Activity » Copy all the entries word for word, but omit the pictures.

Dataset extract »
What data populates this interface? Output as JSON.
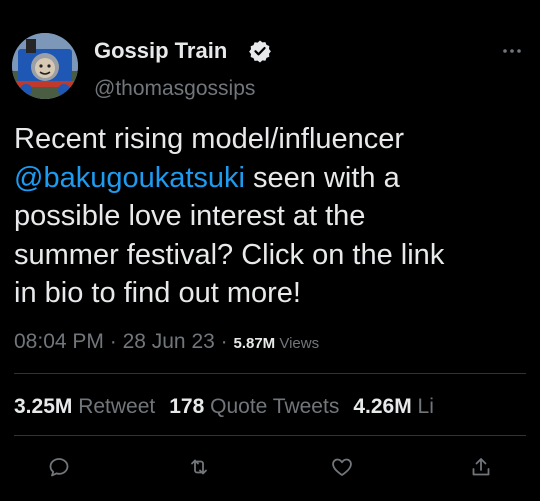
{
  "author": {
    "display_name": "Gossip Train",
    "handle": "@thomasgossips",
    "avatar_icon": "train-engine-avatar",
    "verified": true
  },
  "tweet": {
    "lines": [
      "Recent rising model/influencer",
      " seen with a",
      "possible love interest at the",
      "summer festival? Click on the link",
      "in bio to find out more!"
    ],
    "mention": "@bakugoukatsuki"
  },
  "meta": {
    "time": "08:04 PM",
    "sep1": " · ",
    "date": "28 Jun 23",
    "sep2": " · ",
    "views_count": "5.87M",
    "views_label": " Views"
  },
  "stats": {
    "retweets_count": "3.25M",
    "retweets_label": " Retweet",
    "quotes_count": "178",
    "quotes_label": " Quote Tweets",
    "likes_count": "4.26M",
    "likes_label": " Li"
  },
  "colors": {
    "background": "#000000",
    "text": "#e7e9ea",
    "muted": "#71767b",
    "accent": "#1d9bf0",
    "divider": "#2f3336"
  },
  "icons": {
    "more": "more-horizontal-icon",
    "reply": "reply-icon",
    "retweet": "retweet-icon",
    "like": "heart-icon",
    "share": "share-icon",
    "verified": "verified-badge-icon"
  }
}
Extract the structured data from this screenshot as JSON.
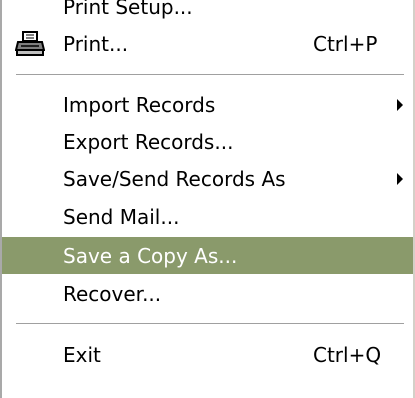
{
  "menu": {
    "items": [
      {
        "label": "Print Setup...",
        "shortcut": "",
        "has_submenu": false,
        "highlighted": false,
        "icon": ""
      },
      {
        "label": "Print...",
        "shortcut": "Ctrl+P",
        "has_submenu": false,
        "highlighted": false,
        "icon": "printer-icon"
      },
      {
        "label": "Import Records",
        "shortcut": "",
        "has_submenu": true,
        "highlighted": false,
        "icon": ""
      },
      {
        "label": "Export Records...",
        "shortcut": "",
        "has_submenu": false,
        "highlighted": false,
        "icon": ""
      },
      {
        "label": "Save/Send Records As",
        "shortcut": "",
        "has_submenu": true,
        "highlighted": false,
        "icon": ""
      },
      {
        "label": "Send Mail...",
        "shortcut": "",
        "has_submenu": false,
        "highlighted": false,
        "icon": ""
      },
      {
        "label": "Save a Copy As...",
        "shortcut": "",
        "has_submenu": false,
        "highlighted": true,
        "icon": ""
      },
      {
        "label": "Recover...",
        "shortcut": "",
        "has_submenu": false,
        "highlighted": false,
        "icon": ""
      },
      {
        "label": "Exit",
        "shortcut": "Ctrl+Q",
        "has_submenu": false,
        "highlighted": false,
        "icon": ""
      }
    ]
  },
  "colors": {
    "highlight_background": "#8a9a6b",
    "highlight_text": "#ffffff",
    "text": "#000000",
    "background": "#ffffff"
  }
}
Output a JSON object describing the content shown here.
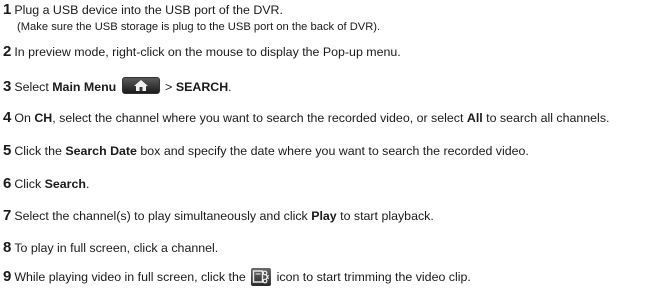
{
  "steps": [
    {
      "num": "1",
      "text": "Plug a USB device into the USB port of the DVR."
    },
    {
      "num": "2",
      "text": "In preview mode, right-click on the mouse to display the Pop-up menu."
    },
    {
      "num": "3",
      "pre": "Select ",
      "bold1": "Main Menu",
      "mid": " > ",
      "bold2": "SEARCH",
      "post": "."
    },
    {
      "num": "4",
      "pre": "On ",
      "bold1": "CH",
      "mid": ", select the channel where you want to search the recorded video, or select ",
      "bold2": "All",
      "post": " to search all channels."
    },
    {
      "num": "5",
      "pre": "Click the ",
      "bold1": "Search Date",
      "post": " box and specify the date where you want to search the recorded video."
    },
    {
      "num": "6",
      "pre": "Click ",
      "bold1": "Search",
      "post": "."
    },
    {
      "num": "7",
      "pre": "Select the channel(s) to play simultaneously and click ",
      "bold1": "Play",
      "post": " to start playback."
    },
    {
      "num": "8",
      "text": "To play in full screen, click a channel."
    },
    {
      "num": "9",
      "pre": "While playing video in full screen, click the ",
      "post": " icon to start trimming the video clip."
    }
  ],
  "note": "(Make sure the USB storage is plug to the USB port on the back of DVR).",
  "icons": {
    "home": "home-icon",
    "trim": "trim-icon"
  }
}
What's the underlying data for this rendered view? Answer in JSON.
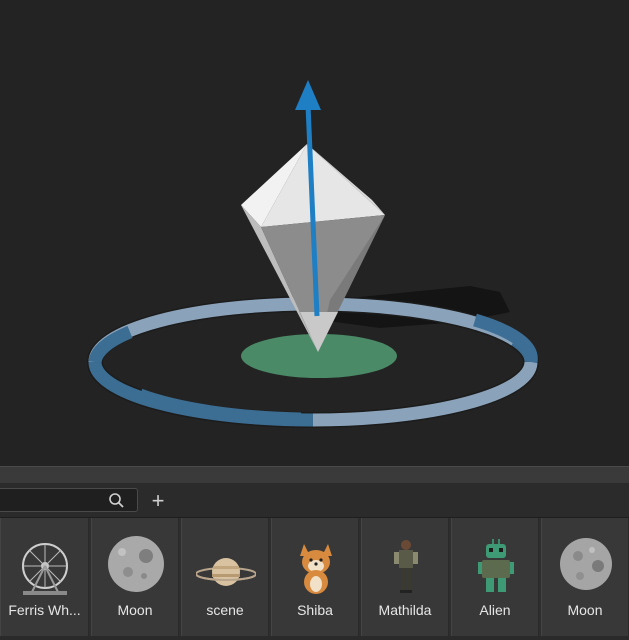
{
  "asset_browser": {
    "search": {
      "value": "",
      "placeholder": ""
    },
    "add_label": "+",
    "assets": [
      {
        "label": "Ferris Wh...",
        "icon": "ferris-wheel"
      },
      {
        "label": "Moon",
        "icon": "moon"
      },
      {
        "label": "scene",
        "icon": "saturn-planet"
      },
      {
        "label": "Shiba",
        "icon": "shiba-dog"
      },
      {
        "label": "Mathilda",
        "icon": "mathilda-figure"
      },
      {
        "label": "Alien",
        "icon": "alien-robot"
      },
      {
        "label": "Moon",
        "icon": "moon"
      }
    ]
  },
  "colors": {
    "viewport_bg": "#232323",
    "gizmo_arrow": "#1f7fc4",
    "gizmo_ring_blue": "#3c6d93",
    "gizmo_ring_gray": "#8ea6bd",
    "shadow_disc": "#4a8a66"
  }
}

Written answer »
What data populates this interface? Output as JSON.
{
  "author": {
    "display_name": "Gossip Train",
    "handle": "@thomasgossips",
    "avatar_icon": "train-engine-avatar",
    "verified": true
  },
  "tweet": {
    "lines": [
      "Recent rising model/influencer",
      " seen with a",
      "possible love interest at the",
      "summer festival? Click on the link",
      "in bio to find out more!"
    ],
    "mention": "@bakugoukatsuki"
  },
  "meta": {
    "time": "08:04 PM",
    "sep1": " · ",
    "date": "28 Jun 23",
    "sep2": " · ",
    "views_count": "5.87M",
    "views_label": " Views"
  },
  "stats": {
    "retweets_count": "3.25M",
    "retweets_label": " Retweet",
    "quotes_count": "178",
    "quotes_label": " Quote Tweets",
    "likes_count": "4.26M",
    "likes_label": " Li"
  },
  "colors": {
    "background": "#000000",
    "text": "#e7e9ea",
    "muted": "#71767b",
    "accent": "#1d9bf0",
    "divider": "#2f3336"
  },
  "icons": {
    "more": "more-horizontal-icon",
    "reply": "reply-icon",
    "retweet": "retweet-icon",
    "like": "heart-icon",
    "share": "share-icon",
    "verified": "verified-badge-icon"
  }
}
Extract the structured data from this screenshot as JSON.
{
  "menu": {
    "items": [
      {
        "label": "Print Setup...",
        "shortcut": "",
        "has_submenu": false,
        "highlighted": false,
        "icon": ""
      },
      {
        "label": "Print...",
        "shortcut": "Ctrl+P",
        "has_submenu": false,
        "highlighted": false,
        "icon": "printer-icon"
      },
      {
        "label": "Import Records",
        "shortcut": "",
        "has_submenu": true,
        "highlighted": false,
        "icon": ""
      },
      {
        "label": "Export Records...",
        "shortcut": "",
        "has_submenu": false,
        "highlighted": false,
        "icon": ""
      },
      {
        "label": "Save/Send Records As",
        "shortcut": "",
        "has_submenu": true,
        "highlighted": false,
        "icon": ""
      },
      {
        "label": "Send Mail...",
        "shortcut": "",
        "has_submenu": false,
        "highlighted": false,
        "icon": ""
      },
      {
        "label": "Save a Copy As...",
        "shortcut": "",
        "has_submenu": false,
        "highlighted": true,
        "icon": ""
      },
      {
        "label": "Recover...",
        "shortcut": "",
        "has_submenu": false,
        "highlighted": false,
        "icon": ""
      },
      {
        "label": "Exit",
        "shortcut": "Ctrl+Q",
        "has_submenu": false,
        "highlighted": false,
        "icon": ""
      }
    ]
  },
  "colors": {
    "highlight_background": "#8a9a6b",
    "highlight_text": "#ffffff",
    "text": "#000000",
    "background": "#ffffff"
  }
}
Output a JSON object describing the content shown here.
{
  "steps": [
    {
      "num": "1",
      "text": "Plug a USB device into the USB port of the DVR."
    },
    {
      "num": "2",
      "text": "In preview mode, right-click on the mouse to display the Pop-up menu."
    },
    {
      "num": "3",
      "pre": "Select ",
      "bold1": "Main Menu",
      "mid": " > ",
      "bold2": "SEARCH",
      "post": "."
    },
    {
      "num": "4",
      "pre": "On ",
      "bold1": "CH",
      "mid": ", select the channel where you want to search the recorded video, or select ",
      "bold2": "All",
      "post": " to search all channels."
    },
    {
      "num": "5",
      "pre": "Click the ",
      "bold1": "Search Date",
      "post": " box and specify the date where you want to search the recorded video."
    },
    {
      "num": "6",
      "pre": "Click ",
      "bold1": "Search",
      "post": "."
    },
    {
      "num": "7",
      "pre": "Select the channel(s) to play simultaneously and click ",
      "bold1": "Play",
      "post": " to start playback."
    },
    {
      "num": "8",
      "text": "To play in full screen, click a channel."
    },
    {
      "num": "9",
      "pre": "While playing video in full screen, click the ",
      "post": " icon to start trimming the video clip."
    }
  ],
  "note": "(Make sure the USB storage is plug to the USB port on the back of DVR).",
  "icons": {
    "home": "home-icon",
    "trim": "trim-icon"
  }
}
What's the underlying data for this rendered view? Answer in JSON.
{
  "asset_browser": {
    "search": {
      "value": "",
      "placeholder": ""
    },
    "add_label": "+",
    "assets": [
      {
        "label": "Ferris Wh...",
        "icon": "ferris-wheel"
      },
      {
        "label": "Moon",
        "icon": "moon"
      },
      {
        "label": "scene",
        "icon": "saturn-planet"
      },
      {
        "label": "Shiba",
        "icon": "shiba-dog"
      },
      {
        "label": "Mathilda",
        "icon": "mathilda-figure"
      },
      {
        "label": "Alien",
        "icon": "alien-robot"
      },
      {
        "label": "Moon",
        "icon": "moon"
      }
    ]
  },
  "colors": {
    "viewport_bg": "#232323",
    "gizmo_arrow": "#1f7fc4",
    "gizmo_ring_blue": "#3c6d93",
    "gizmo_ring_gray": "#8ea6bd",
    "shadow_disc": "#4a8a66"
  }
}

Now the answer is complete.